We were warmly welcomed by the staff at Brassiere Max and offered a table in the window, allowing us the opportunity to chat in the sunshine while people-watching as the morning warmed up.
The restaurant, which serves the hotel’s guests, was pleasantly quiet, with only a handful of tables finishing their breakfasts.
Bringing the state side party to London, Roadhouse is a Covent Garden hot spot for thrilling entertainment, live bands, DJs and dancing bar girls that will keep the fun roaring until 3am.
This basement bar beneath a Drury Lane restaurant is the perfect hideaway in Covent Garden for a good old belly-laugh with the lads, a giggle with the girls or even a cheek-aching chuckle with a date.
Escape the buzz of Covent Garden and enter into the entirely different Spanish-flavoured buzz of Salvador & Amanda.
It remained a chapel within the parish of St Martin-in-the-Fields until 1645, when Covent Garden was made a separate parish and the church dedicated to St. A survey of the damage found that the outer walls were still structurally sound, but that the portico would have to be reconstructed. Having been restored once more, again under Hardwick's supervision, the church was reconsecrated on 1 August 1798.
The puritan Thomas Manton ministered from the pulpit of St Paul's until the Great Ejection.
In 1630, the 4th Earl of Bedford was given permission to demolish buildings on an area of land he owned north of the Strand, and redevelop it.

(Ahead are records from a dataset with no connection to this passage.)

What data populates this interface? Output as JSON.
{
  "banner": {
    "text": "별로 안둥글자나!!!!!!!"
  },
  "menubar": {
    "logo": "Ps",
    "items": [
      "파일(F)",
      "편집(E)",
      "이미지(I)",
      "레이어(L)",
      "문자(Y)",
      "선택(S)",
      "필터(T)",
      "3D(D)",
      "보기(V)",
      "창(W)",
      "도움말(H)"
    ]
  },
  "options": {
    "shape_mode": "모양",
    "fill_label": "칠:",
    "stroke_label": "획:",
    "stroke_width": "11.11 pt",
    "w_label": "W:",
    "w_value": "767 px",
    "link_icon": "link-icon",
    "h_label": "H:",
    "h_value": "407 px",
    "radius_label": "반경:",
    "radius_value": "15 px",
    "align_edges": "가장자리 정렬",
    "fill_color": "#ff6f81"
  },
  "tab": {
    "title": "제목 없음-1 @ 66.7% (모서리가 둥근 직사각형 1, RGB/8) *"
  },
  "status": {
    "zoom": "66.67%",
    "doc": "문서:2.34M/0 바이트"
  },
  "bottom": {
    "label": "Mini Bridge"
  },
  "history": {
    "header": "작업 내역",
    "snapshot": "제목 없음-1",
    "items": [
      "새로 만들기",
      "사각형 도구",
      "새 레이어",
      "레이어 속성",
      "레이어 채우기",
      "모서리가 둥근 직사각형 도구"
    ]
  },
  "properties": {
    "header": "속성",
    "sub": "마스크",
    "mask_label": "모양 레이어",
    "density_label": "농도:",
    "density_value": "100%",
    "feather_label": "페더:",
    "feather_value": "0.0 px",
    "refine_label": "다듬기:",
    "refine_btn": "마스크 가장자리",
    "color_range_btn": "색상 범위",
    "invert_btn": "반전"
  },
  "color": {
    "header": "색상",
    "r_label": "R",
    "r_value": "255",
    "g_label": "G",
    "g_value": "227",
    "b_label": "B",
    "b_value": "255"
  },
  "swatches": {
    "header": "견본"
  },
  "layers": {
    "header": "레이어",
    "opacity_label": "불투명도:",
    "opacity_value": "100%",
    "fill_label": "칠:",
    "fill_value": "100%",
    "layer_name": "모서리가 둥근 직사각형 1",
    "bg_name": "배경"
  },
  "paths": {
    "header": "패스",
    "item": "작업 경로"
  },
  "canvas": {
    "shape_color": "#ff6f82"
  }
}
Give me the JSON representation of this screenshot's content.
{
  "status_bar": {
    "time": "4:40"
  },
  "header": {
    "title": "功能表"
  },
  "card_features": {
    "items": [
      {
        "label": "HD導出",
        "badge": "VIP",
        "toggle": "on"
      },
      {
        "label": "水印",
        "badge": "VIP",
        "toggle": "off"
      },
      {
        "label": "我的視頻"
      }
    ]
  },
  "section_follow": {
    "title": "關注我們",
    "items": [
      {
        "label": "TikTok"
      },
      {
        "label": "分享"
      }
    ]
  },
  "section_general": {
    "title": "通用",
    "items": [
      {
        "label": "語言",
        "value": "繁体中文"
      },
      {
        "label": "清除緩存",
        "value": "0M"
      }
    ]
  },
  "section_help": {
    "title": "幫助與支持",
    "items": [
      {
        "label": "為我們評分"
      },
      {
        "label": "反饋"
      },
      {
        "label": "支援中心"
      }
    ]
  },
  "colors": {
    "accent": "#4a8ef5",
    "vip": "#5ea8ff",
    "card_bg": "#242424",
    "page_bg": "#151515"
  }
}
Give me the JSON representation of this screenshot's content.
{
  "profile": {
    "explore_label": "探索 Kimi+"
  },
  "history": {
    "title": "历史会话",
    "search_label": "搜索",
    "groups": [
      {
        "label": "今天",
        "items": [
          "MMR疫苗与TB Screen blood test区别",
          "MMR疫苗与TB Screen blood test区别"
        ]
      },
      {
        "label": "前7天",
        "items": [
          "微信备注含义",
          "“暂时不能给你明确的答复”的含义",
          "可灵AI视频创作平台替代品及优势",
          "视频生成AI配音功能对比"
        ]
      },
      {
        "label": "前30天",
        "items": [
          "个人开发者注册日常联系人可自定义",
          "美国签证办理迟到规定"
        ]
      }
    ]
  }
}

The result was the Covent Garden Piazza, the first formal square in London. At the west end was a church, linked to two identical houses. Work on the church was completed in 1633, at a cost of to Bedford estate of £4,886, but it was not consecrated until 1638 due to a dispute between the earl and the vicar of St Martin-in-the-Fields.